The plan, proposed by an inter-ministerial committee, focuses on penalizing employers and limiting entrance permits.

The cabinet on Sunday began debating a comprehensive plan to reduce thenumber of illegal foreign workers in the country.The plan, proposed by an inter-ministerial committee, focuses onpenalizing employers and limiting entrance permits.
Human rights groupsclaim the plan harms the rights of migrants and their families.Finance Minister Yuval Steinitz presented the new plan to the cabinetin Sunday's weekly meeting, but due to time constraints, was unable tobring it to a vote and was forced to postpone a vote until next week.
The plan, drawn up by representatives of theMinistries of Finance, Interior and Justice, as well as representativesof the Prime Minister's Office and the Bank of Israel, authorizes theenforcement of criminal charges and a minimum fine of NIS 10,000, onanyone found to be employing an illegal worker.
Companies employingillegal workers face fines of NIS 25,000 per worker. Those found guiltywill also be barred from receiving permits for legal foreign workers.The new plan also changes taxation policies for those employing illegalforeign workers.
Starting with the 2010 tax assessments, the TaxAuthority will not recognize wage expenses paid to illegal foreignworkers. Those found employing illegal workers will be subject to a taxaudit.Part of the plan attempts to reduce the incentive of bringing newforeign workers into the country.
The common practice is that foreignnationals interested in working in Israel, must pay a high commissionrate to employment agencies that have work permits for migrant workers.The plan proposes to penalize firms who charge exorbitant fees fromtheir workers; it increases incarceration times for those found guiltyfrom six months to three years.Another measure the new plan takes is to forceagencies that import workers for jobs in thecaregivers sector to pay the workers for a full year's employment.
Thisis meant to encourage them to keep the workers on longer and not rushto import a new worker from abroad. For the same purpose, a database ofpermitted, but unemployed caregivers will be established.
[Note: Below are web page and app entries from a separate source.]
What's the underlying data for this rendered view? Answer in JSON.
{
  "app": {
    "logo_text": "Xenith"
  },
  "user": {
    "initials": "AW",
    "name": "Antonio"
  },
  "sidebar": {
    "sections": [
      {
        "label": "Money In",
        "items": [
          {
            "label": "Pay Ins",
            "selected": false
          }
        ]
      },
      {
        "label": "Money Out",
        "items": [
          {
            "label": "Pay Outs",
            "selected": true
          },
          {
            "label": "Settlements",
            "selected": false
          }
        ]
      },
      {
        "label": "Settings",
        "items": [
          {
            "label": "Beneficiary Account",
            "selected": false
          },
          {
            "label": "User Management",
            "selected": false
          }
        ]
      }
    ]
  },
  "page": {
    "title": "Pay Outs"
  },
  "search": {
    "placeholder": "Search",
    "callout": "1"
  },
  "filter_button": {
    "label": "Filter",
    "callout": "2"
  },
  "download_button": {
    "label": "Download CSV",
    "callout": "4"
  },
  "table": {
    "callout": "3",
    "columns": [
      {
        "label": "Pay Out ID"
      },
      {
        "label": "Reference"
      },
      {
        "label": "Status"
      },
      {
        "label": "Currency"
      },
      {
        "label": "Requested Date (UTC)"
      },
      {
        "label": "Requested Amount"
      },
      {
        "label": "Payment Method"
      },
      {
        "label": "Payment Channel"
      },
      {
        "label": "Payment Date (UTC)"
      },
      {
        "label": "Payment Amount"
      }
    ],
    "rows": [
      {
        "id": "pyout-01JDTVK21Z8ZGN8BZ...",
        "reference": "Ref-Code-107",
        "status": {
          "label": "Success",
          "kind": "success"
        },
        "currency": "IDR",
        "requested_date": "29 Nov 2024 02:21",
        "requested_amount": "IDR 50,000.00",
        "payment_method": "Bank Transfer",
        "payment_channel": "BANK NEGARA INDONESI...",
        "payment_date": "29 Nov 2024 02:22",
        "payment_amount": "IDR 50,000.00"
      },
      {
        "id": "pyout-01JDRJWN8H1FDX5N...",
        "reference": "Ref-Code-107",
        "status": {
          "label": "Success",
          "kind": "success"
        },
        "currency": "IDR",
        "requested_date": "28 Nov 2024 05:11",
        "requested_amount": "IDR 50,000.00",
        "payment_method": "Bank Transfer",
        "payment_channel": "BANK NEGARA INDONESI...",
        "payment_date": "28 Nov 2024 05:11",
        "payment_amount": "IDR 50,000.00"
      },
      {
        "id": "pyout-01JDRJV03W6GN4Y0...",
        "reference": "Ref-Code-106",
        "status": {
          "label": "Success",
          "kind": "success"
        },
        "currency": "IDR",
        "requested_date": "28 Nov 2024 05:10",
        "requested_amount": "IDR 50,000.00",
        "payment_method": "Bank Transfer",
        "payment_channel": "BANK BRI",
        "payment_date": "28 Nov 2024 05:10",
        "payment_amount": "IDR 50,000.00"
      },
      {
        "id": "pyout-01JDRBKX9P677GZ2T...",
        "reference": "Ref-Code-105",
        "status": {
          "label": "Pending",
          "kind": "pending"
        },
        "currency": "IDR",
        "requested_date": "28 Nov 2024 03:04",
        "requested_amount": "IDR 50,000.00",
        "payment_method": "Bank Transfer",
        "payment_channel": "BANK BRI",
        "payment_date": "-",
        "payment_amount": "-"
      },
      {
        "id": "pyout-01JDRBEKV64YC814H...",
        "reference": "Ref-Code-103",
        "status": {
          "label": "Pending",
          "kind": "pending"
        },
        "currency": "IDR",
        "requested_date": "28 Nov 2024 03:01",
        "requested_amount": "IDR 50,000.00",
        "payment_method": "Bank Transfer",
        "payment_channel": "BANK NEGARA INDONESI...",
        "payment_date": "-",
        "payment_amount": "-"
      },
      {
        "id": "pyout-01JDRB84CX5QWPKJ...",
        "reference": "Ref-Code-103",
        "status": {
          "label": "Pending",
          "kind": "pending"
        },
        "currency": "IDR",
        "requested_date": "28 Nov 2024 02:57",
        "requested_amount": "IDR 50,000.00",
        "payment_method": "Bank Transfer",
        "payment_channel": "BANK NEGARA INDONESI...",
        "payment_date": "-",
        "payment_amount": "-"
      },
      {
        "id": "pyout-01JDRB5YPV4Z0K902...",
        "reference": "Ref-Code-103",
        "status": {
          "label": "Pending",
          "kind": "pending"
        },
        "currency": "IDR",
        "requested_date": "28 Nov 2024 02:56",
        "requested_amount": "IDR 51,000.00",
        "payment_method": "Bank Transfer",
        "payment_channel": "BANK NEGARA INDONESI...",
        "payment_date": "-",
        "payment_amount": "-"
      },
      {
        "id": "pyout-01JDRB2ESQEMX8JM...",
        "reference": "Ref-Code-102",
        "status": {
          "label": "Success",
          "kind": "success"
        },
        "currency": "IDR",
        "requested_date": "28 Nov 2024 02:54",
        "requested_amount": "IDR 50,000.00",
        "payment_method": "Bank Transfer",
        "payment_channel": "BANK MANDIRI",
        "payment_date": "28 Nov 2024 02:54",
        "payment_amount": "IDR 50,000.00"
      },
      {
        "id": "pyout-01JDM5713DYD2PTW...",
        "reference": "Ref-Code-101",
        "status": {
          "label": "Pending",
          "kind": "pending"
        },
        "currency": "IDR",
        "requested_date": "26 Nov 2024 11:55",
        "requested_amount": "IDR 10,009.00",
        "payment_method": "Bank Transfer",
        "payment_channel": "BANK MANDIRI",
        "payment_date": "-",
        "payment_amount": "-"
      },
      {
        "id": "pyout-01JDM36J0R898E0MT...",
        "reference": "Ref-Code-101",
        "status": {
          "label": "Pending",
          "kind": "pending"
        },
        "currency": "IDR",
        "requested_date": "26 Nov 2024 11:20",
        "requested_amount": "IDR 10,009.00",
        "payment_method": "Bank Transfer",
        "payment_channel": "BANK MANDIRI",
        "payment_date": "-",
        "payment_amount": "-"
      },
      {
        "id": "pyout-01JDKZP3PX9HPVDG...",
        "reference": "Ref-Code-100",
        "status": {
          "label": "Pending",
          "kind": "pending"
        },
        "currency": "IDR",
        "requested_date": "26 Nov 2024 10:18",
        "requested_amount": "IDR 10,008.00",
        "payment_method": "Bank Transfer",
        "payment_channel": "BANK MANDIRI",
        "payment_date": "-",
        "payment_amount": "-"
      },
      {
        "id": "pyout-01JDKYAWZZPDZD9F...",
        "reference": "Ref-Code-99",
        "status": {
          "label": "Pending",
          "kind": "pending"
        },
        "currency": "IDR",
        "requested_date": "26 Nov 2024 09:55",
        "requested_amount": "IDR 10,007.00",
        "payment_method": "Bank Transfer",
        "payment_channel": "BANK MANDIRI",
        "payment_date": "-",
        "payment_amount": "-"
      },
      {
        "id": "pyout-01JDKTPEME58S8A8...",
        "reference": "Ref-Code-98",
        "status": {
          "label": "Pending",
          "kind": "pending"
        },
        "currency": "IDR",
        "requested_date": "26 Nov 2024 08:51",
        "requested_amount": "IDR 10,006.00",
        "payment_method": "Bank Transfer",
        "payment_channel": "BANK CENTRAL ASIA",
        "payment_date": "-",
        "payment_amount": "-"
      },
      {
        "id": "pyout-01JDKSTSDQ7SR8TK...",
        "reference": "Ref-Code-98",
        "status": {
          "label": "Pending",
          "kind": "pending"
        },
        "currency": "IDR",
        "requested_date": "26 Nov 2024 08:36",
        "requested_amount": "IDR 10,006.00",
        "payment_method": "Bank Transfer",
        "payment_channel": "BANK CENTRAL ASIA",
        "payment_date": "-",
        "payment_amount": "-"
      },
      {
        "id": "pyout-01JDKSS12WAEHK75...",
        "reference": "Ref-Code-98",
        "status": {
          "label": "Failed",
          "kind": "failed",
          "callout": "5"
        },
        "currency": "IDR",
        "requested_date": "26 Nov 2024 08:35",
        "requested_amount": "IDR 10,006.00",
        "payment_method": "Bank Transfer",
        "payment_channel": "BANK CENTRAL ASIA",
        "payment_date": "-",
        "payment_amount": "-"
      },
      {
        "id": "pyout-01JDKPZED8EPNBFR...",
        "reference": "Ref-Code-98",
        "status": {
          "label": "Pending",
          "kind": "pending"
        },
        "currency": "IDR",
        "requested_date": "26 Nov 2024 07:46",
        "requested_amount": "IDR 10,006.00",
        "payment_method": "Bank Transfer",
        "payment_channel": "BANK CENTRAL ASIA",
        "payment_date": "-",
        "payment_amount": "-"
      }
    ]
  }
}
Until now,foreign workers who lost their job because of the death of theiremployers were at risk of losing their status.
The companies, eager toimport new workers, were not compelled to first seek existing ones andthe result became termed the "revolving door."The plan also puts limits on the type of work a foreign worker canconduct. Every migrant worker who enters Israel will be designated to aspecific sector, which will appear on his or her entrance permit andwill be forbidden from crossing over to other sectors.
Those who arefound not to be working in their designated sector for more than 90days will be deported.Another measure that the new plan proposes is to forbid illegal aliensfrom applying for work permits while in the country. According to thenew plan, those who were found to be working illegally will be forcedto leave the country and will only be considered for a new permit aftera "freeze" period.
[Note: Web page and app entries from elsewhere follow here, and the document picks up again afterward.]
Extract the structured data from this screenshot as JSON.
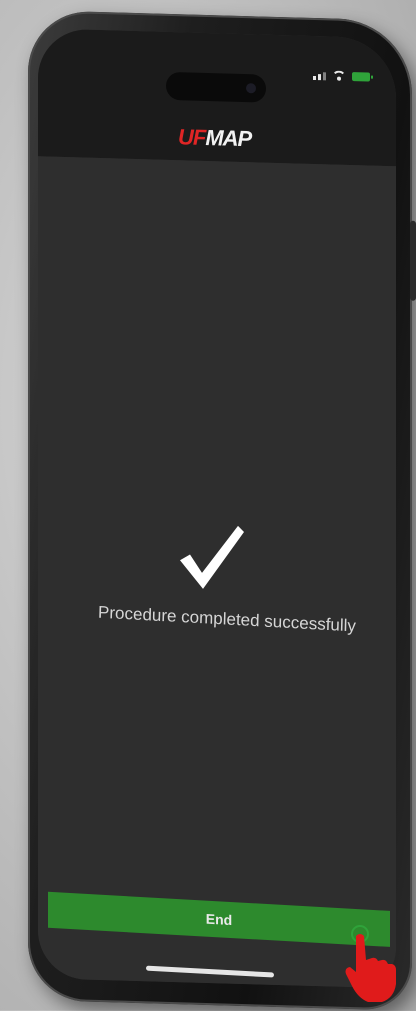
{
  "app": {
    "logo_part1": "UF",
    "logo_part2": "MAP"
  },
  "screen": {
    "message": "Procedure completed successfully",
    "end_label": "End"
  },
  "colors": {
    "accent_green": "#2d8a2d",
    "logo_red": "#e02525",
    "screen_bg": "#2e2e2e"
  },
  "icons": {
    "check": "checkmark-icon",
    "pointer": "hand-pointer-icon"
  }
}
According to the committee's report, there are currently more than125,000 illegal migrant workers in Israel. "The government's policieson foreign workers are part of its guidelines, established in itsformation because of the negative influences foreign workers have onthe state," it read.
The new plan does not address the fate of the 1,200 children of illegalforeign workers, who were set to be deported, along with their familiesin November, but were given permission to stay until the end of theschool year.
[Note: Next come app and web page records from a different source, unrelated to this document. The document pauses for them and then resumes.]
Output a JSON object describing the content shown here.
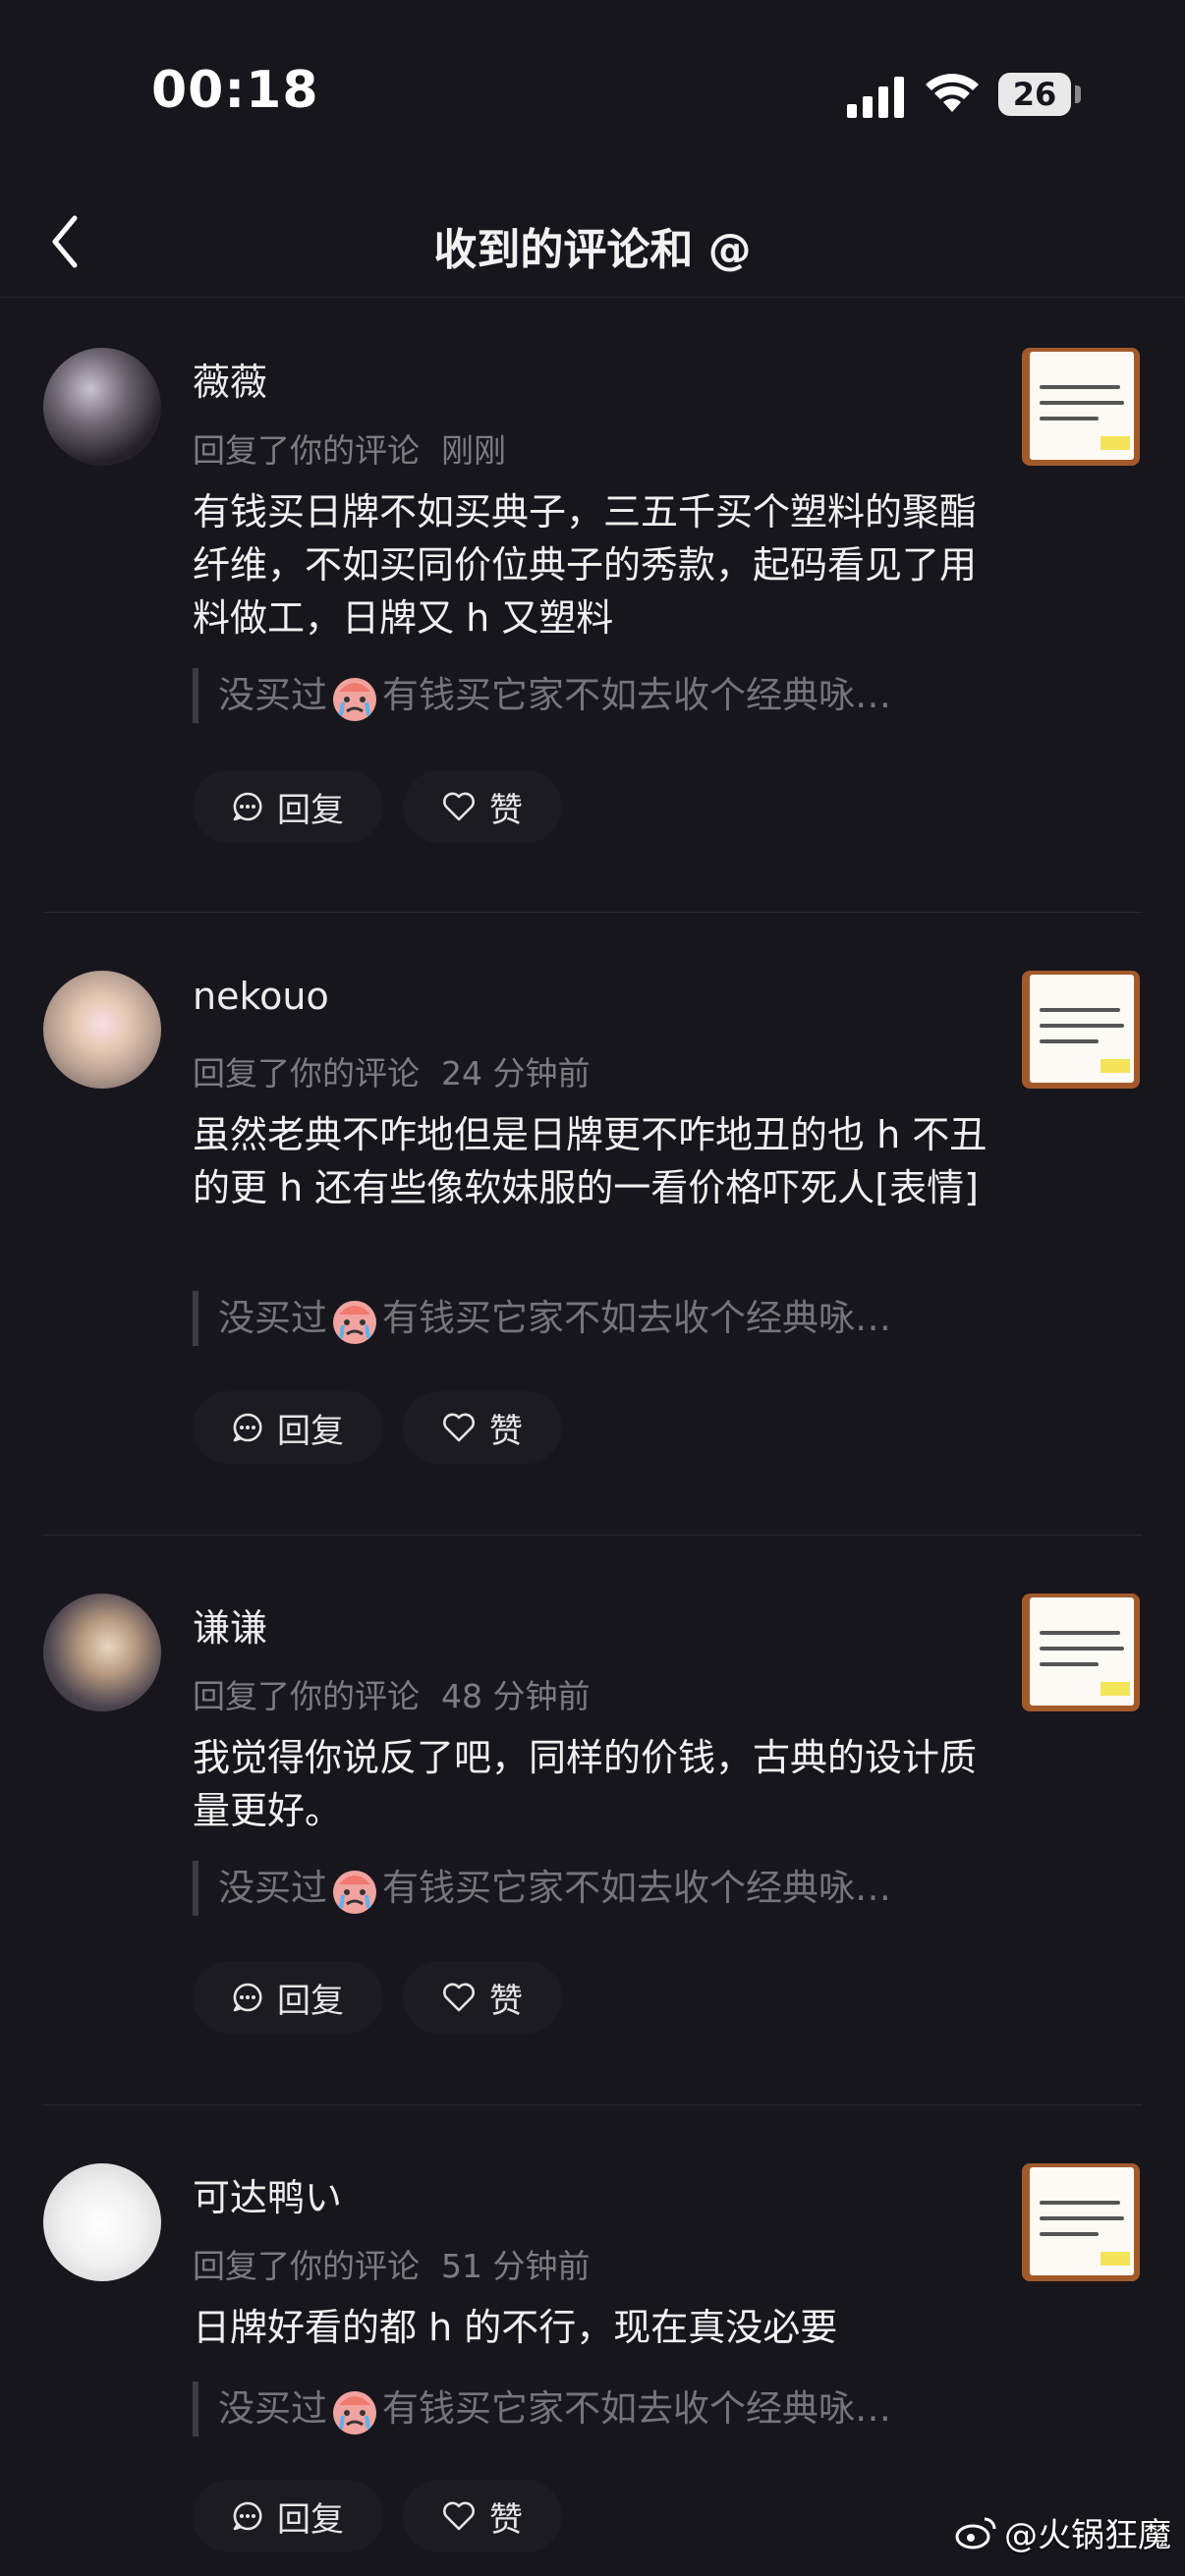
{
  "status_bar": {
    "time": "00:18",
    "battery": "26"
  },
  "nav": {
    "title": "收到的评论和 @"
  },
  "comments": [
    {
      "username": "薇薇",
      "action": "回复了你的评论",
      "time": "刚刚",
      "content": "有钱买日牌不如买典子，三五千买个塑料的聚酯纤维，不如买同价位典子的秀款，起码看见了用料做工，日牌又 h 又塑料",
      "quote_before": "没买过",
      "quote_after": "有钱买它家不如去收个经典咏…",
      "reply_label": "回复",
      "like_label": "赞"
    },
    {
      "username": "nekouo",
      "action": "回复了你的评论",
      "time": "24 分钟前",
      "content": "虽然老典不咋地但是日牌更不咋地丑的也 h 不丑的更 h 还有些像软妹服的一看价格吓死人[表情]",
      "quote_before": "没买过",
      "quote_after": "有钱买它家不如去收个经典咏…",
      "reply_label": "回复",
      "like_label": "赞"
    },
    {
      "username": "谦谦",
      "action": "回复了你的评论",
      "time": "48 分钟前",
      "content": "我觉得你说反了吧，同样的价钱，古典的设计质量更好。",
      "quote_before": "没买过",
      "quote_after": "有钱买它家不如去收个经典咏…",
      "reply_label": "回复",
      "like_label": "赞"
    },
    {
      "username": "可达鸭い",
      "action": "回复了你的评论",
      "time": "51 分钟前",
      "content": "日牌好看的都 h 的不行，现在真没必要",
      "quote_before": "没买过",
      "quote_after": "有钱买它家不如去收个经典咏…",
      "reply_label": "回复",
      "like_label": "赞"
    }
  ],
  "watermark": "@火锅狂魔",
  "colors": {
    "background": "#17161c",
    "text_primary": "#f1f1f1",
    "text_secondary": "#7c7b82",
    "button_bg": "#1c1b21"
  },
  "icons": [
    "back-arrow-icon",
    "signal-icon",
    "wifi-icon",
    "comment-bubble-icon",
    "heart-icon",
    "crying-emoji-icon",
    "weibo-logo-icon"
  ]
}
Human Rights groups reacted harshly to some ofthe plan's suggestions, claiming the measures forcing a worker to leavethe country before filing a request for a new permit would harm theworker's families, leaving them without their family member.
Aspokesman for the Migrant Workers Hotline also criticized therequirement that the workers to be employed according to specificsectors, arguing that it unfairly binds the worker to an employee,something that has been prohibited by the High Court. The MigrantWorkers Hotline, along with Physicians For Human Rights and Kav La'oved(The Workers' Hotline), have called on Prime Minister BinyaminNetanyahu to call off the plan.